▼▼▼

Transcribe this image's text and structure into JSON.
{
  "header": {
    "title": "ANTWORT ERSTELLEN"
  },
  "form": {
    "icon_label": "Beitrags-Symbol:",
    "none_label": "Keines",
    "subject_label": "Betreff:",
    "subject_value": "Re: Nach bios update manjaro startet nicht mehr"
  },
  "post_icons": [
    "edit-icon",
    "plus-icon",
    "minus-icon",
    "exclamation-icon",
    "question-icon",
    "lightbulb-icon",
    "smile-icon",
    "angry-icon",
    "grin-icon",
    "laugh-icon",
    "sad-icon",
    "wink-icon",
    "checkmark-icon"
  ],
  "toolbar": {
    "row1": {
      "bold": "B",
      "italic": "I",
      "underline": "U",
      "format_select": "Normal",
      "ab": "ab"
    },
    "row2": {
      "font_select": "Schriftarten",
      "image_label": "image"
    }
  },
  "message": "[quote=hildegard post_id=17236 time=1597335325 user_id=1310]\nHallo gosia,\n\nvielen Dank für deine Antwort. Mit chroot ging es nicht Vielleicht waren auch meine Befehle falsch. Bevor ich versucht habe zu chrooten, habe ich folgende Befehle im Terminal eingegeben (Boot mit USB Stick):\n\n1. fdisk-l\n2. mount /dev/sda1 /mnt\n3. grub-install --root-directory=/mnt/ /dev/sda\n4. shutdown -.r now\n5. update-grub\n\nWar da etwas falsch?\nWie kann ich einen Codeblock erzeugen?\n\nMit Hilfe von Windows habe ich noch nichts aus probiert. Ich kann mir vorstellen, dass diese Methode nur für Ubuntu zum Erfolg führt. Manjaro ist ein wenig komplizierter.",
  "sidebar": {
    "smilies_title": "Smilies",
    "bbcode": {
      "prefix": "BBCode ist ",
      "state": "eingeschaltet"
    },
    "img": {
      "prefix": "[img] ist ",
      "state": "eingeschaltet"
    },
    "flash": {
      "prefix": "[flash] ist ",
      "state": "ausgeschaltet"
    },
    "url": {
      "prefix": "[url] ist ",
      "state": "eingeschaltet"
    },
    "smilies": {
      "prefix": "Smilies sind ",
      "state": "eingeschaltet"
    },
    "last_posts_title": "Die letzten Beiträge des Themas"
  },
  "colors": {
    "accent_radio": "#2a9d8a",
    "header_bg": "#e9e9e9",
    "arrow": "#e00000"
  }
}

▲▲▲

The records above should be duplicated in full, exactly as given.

Transcribe this image's text and structure into JSON.
{
  "header": {
    "title": "ANTWORT ERSTELLEN"
  },
  "form": {
    "icon_label": "Beitrags-Symbol:",
    "none_label": "Keines",
    "subject_label": "Betreff:",
    "subject_value": "Re: Nach bios update manjaro startet nicht mehr"
  },
  "post_icons": [
    "edit-icon",
    "plus-icon",
    "minus-icon",
    "exclamation-icon",
    "question-icon",
    "lightbulb-icon",
    "smile-icon",
    "angry-icon",
    "grin-icon",
    "laugh-icon",
    "sad-icon",
    "wink-icon",
    "checkmark-icon"
  ],
  "toolbar": {
    "row1": {
      "bold": "B",
      "italic": "I",
      "underline": "U",
      "format_select": "Normal",
      "ab": "ab"
    },
    "row2": {
      "font_select": "Schriftarten",
      "image_label": "image"
    }
  },
  "message": "[quote=hildegard post_id=17236 time=1597335325 user_id=1310]\nHallo gosia,\n\nvielen Dank für deine Antwort. Mit chroot ging es nicht Vielleicht waren auch meine Befehle falsch. Bevor ich versucht habe zu chrooten, habe ich folgende Befehle im Terminal eingegeben (Boot mit USB Stick):\n\n1. fdisk-l\n2. mount /dev/sda1 /mnt\n3. grub-install --root-directory=/mnt/ /dev/sda\n4. shutdown -.r now\n5. update-grub\n\nWar da etwas falsch?\nWie kann ich einen Codeblock erzeugen?\n\nMit Hilfe von Windows habe ich noch nichts aus probiert. Ich kann mir vorstellen, dass diese Methode nur für Ubuntu zum Erfolg führt. Manjaro ist ein wenig komplizierter.",
  "sidebar": {
    "smilies_title": "Smilies",
    "bbcode": {
      "prefix": "BBCode ist ",
      "state": "eingeschaltet"
    },
    "img": {
      "prefix": "[img] ist ",
      "state": "eingeschaltet"
    },
    "flash": {
      "prefix": "[flash] ist ",
      "state": "ausgeschaltet"
    },
    "url": {
      "prefix": "[url] ist ",
      "state": "eingeschaltet"
    },
    "smilies": {
      "prefix": "Smilies sind ",
      "state": "eingeschaltet"
    },
    "last_posts_title": "Die letzten Beiträge des Themas"
  },
  "colors": {
    "accent_radio": "#2a9d8a",
    "header_bg": "#e9e9e9",
    "arrow": "#e00000"
  }
}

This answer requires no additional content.